Alongside the Winter Antiques Show at the Park Avenue Armory (19-28 January; see pp. 76-77) and part of Americana Week, Christie's New York offers a dedicated auction of Outsider and Vernacular Art. This 19 January offering includes New Jerusalem ($15,000-$30,000), a dynamic example in paint and graphite of a subject favoured by the African-American evangelical preacher, musician and self-taught artist, Sister Gertrude Morgan (Fig. 2). One of Sister Gertrude's many revelations from God urged her to paint, and in 1956 she began to make didactic images that were hung on the walls of her Everlasting Gospel Mission in New Orleans. The Book of Revelation was a common source, with the prophesied city of New Jerusalem 'coming down from God out of heaven', conceived as a multistorey apartment building surrounded by a heavenly choir of angels. Andy Warhol was a fan. Outsider art also takes a bow this month in London, with Sotheby's offering works for the charity Outside In (11-19 January).
A strong line-up for Phillips' Editions sale on 25 January includes a mighty contingent of British art. Lucian Freud is represented by five etchings, consigned by one of his favourite models (and the widow of another), Nicola Bowery. The 1993 etching of her husband, Leigh, Large Head (25,000 [pounds sterling]-35,000 [pounds sterling]), is dedicated 'nicola from L.F.', while the artist gave her Head of Bruce Bernard after she salvaged it from a rubbish bin (5,000 [pounds sterling]-7,000 [pounds sterling]). The thickly encrusted palette that Freud used for the Bowerys' double portrait, And the Bridegroom, complete with an imprint of his thumb, had been similarly discarded among the studio rags (6,000 [pounds sterling]-8,000 [pounds sterling]).

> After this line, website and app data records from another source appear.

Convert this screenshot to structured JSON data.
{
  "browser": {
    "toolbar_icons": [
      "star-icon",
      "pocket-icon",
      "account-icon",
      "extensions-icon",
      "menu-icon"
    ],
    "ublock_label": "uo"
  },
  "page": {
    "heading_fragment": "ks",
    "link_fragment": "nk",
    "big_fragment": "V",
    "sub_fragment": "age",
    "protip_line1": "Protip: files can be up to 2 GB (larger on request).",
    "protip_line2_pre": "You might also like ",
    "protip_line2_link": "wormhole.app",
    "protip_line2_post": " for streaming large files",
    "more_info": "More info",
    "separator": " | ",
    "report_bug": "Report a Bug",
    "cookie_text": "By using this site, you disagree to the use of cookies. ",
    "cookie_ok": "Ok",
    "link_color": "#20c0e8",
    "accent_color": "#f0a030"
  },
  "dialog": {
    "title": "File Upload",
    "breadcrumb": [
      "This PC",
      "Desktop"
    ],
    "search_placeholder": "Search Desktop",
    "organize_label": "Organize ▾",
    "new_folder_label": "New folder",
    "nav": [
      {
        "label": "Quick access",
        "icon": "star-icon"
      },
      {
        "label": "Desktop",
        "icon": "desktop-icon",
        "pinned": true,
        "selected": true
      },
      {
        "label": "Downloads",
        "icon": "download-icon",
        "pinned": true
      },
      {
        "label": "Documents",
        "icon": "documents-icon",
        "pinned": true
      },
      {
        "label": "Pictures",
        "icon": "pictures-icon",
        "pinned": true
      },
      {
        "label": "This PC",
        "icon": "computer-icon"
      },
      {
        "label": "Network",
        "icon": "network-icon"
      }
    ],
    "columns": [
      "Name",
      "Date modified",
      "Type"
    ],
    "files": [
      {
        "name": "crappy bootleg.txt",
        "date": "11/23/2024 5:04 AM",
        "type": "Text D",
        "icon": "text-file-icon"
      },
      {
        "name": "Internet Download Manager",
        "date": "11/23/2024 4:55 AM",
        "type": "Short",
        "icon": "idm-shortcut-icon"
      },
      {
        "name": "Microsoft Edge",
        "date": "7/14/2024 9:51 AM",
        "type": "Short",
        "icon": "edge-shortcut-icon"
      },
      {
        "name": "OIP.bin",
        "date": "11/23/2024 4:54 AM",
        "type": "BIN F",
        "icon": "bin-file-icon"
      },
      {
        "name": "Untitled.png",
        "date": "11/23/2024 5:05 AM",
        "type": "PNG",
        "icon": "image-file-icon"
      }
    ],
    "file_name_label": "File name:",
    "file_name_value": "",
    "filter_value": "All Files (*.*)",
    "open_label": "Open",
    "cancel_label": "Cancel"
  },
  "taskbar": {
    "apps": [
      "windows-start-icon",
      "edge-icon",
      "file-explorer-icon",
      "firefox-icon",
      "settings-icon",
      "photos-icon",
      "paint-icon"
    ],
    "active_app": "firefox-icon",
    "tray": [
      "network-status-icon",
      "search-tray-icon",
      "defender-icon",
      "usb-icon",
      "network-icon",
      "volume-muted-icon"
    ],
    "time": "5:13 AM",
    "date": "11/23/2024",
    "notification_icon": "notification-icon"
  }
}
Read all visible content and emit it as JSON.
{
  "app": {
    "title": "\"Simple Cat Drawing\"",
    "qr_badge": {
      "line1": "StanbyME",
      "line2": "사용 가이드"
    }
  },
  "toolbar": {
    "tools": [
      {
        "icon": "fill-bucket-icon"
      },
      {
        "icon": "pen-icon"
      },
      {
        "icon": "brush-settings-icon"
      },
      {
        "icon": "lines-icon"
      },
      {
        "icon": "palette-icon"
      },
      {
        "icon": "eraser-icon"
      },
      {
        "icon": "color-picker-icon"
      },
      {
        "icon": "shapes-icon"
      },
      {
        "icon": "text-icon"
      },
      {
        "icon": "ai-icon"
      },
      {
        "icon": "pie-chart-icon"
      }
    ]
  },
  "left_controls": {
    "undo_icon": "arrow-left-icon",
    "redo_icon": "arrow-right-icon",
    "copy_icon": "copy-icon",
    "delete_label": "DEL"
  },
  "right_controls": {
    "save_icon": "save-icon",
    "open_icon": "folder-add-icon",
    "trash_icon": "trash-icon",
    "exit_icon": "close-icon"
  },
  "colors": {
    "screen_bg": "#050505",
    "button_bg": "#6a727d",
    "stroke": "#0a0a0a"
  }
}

Dominating the sale, however, are two monumental aquatints by Howard Hodgkin, As Time Goes By, in red and blue (2009). These are the largest and most complex prints that Hodgkin created, and are indeed among the largest any artist has ever made. Each version is printed on five hand-torn sheets of Moulin du Gue--heavy cotton paper--and worked on with a combination of aquatint, carborundum embossing and painting in acrylic. The exuberant, explosive colours were printed using several etching plates, while the carborundum relief process added a distinctive three-dimensional quality to the image while also ensuring a depth of hue and a dense velvety surface. Both are just over six metres wide. The Phillips Collection in Washington staged the artist's first US one-man show in 1984, and exhibited another pair of these prints to launch its 90th anniversary celebrations in 2011. They are expected to fetch 40,000 [pounds sterling]-60,000 [pounds sterling] each.
Caption: Fig. 1. No Ilenas tanto la cesta, 1816-20, Francisco Jose de Goya y Lucientes (1746-1828), Indian ink and wash, 25.9x 17.5cm. Sotheby's New York ($1m-$1.5m)
Caption: Fig. 2. New Jerusalem, Sister Gertrude Morgan (1900-80), paint and graphite on paper. Christie's New York ($15,000-$30,000)
Caption: Fig. 3. Portrait of a Young Countrywoman, Half Length, late 1720s, Giacomo Ceruti, called Pitocchetto (1698-1767), oil on glass, 66.4x46.4cm. Sotheby's New York ($200,000-$300,000)